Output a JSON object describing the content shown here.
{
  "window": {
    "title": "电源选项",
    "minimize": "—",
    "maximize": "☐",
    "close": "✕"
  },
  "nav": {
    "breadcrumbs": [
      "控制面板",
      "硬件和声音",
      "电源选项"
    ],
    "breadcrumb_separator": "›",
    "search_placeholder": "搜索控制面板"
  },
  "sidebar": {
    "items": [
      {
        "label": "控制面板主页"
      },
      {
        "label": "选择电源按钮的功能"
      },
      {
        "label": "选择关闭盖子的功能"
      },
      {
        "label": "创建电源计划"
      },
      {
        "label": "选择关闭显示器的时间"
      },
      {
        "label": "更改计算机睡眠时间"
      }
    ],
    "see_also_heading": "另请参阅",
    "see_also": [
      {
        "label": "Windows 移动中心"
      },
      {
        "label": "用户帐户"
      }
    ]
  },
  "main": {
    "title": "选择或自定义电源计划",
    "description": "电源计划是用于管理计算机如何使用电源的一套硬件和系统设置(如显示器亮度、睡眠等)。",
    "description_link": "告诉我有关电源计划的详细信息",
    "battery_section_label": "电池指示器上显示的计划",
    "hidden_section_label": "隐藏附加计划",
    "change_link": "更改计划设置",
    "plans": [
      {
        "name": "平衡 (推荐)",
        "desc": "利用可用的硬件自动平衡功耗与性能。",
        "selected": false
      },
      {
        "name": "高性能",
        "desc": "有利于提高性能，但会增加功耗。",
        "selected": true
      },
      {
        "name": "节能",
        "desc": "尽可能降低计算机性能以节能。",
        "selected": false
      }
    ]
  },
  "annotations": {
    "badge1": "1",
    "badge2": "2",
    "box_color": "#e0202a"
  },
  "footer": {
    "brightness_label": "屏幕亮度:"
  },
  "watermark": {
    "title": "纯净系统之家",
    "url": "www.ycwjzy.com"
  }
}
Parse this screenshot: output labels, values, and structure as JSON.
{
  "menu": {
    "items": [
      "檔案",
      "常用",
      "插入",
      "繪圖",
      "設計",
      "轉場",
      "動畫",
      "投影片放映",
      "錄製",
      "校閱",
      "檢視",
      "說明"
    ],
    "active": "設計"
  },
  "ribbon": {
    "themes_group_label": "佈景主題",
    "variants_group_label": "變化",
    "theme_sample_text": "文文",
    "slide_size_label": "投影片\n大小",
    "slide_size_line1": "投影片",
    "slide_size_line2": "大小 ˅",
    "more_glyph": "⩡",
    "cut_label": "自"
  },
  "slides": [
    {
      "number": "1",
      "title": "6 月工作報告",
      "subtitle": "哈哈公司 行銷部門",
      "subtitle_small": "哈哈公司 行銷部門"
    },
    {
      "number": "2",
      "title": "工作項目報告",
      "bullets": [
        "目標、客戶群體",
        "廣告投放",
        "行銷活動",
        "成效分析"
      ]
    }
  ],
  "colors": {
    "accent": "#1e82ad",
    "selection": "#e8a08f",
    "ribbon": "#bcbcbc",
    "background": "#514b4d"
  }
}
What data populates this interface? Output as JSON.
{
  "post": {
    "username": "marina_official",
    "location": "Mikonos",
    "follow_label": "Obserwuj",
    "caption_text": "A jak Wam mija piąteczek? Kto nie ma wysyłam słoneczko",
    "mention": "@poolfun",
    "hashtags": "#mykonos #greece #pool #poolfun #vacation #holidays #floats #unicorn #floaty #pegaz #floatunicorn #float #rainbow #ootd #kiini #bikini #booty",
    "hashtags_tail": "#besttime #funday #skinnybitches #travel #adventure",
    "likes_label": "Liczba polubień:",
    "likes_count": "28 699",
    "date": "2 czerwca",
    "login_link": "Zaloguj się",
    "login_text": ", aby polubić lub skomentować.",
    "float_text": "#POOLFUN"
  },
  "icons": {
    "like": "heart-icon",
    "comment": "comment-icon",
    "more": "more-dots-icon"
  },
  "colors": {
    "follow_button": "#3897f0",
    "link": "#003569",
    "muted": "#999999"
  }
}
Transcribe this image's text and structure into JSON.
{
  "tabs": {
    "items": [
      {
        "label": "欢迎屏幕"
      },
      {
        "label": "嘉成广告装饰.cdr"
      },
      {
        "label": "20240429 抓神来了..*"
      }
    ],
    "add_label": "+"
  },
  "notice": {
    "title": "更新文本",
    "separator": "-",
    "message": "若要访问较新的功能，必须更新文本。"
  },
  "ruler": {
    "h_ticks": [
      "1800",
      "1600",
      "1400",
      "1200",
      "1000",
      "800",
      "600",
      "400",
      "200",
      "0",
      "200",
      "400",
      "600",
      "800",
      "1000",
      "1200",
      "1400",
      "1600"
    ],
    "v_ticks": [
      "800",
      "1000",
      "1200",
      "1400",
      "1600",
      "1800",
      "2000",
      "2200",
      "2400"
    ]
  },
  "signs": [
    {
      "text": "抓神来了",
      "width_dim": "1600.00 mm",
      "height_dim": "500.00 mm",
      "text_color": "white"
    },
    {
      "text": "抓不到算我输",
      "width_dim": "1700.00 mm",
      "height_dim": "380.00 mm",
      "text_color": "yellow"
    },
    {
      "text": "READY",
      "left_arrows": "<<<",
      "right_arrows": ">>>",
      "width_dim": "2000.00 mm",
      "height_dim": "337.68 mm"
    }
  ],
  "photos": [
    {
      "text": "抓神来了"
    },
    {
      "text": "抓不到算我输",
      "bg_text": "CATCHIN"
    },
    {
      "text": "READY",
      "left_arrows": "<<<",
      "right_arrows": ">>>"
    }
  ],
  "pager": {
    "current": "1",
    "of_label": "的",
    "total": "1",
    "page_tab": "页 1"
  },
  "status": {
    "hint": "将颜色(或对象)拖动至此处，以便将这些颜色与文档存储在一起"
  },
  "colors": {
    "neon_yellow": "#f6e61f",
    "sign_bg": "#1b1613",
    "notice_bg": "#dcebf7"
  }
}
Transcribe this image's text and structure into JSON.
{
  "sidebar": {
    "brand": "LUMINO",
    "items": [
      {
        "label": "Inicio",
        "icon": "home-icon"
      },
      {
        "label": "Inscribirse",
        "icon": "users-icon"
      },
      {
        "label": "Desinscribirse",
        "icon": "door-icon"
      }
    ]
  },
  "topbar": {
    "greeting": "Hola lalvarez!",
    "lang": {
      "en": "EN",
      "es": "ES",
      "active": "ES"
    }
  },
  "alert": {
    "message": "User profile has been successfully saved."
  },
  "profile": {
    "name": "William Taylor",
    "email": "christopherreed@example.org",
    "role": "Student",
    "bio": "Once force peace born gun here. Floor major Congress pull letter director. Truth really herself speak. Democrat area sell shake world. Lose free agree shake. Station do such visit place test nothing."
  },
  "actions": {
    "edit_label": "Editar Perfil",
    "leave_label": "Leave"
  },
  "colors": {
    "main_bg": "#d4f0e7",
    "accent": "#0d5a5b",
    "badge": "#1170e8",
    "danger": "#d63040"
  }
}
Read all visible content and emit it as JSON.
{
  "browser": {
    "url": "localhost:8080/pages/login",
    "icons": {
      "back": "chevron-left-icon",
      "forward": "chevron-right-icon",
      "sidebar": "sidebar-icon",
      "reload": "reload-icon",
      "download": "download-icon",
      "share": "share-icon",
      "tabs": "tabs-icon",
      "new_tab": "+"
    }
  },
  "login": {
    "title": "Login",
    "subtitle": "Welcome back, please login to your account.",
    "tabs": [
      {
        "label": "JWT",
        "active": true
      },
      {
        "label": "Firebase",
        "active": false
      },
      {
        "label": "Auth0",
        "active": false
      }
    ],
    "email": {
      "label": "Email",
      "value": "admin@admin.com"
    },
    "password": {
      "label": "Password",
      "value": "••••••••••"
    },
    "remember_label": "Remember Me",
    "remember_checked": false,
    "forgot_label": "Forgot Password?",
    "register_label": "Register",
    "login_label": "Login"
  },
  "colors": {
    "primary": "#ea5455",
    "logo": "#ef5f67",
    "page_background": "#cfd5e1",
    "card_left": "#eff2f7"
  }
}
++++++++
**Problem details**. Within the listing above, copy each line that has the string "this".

**Reply**.
Parse this screenshot: output labels, values, and structure as JSON.
What data populates this interface? Output as JSON.
Transcribe this image's text and structure into JSON.
Transcribe this image's text and structure into JSON.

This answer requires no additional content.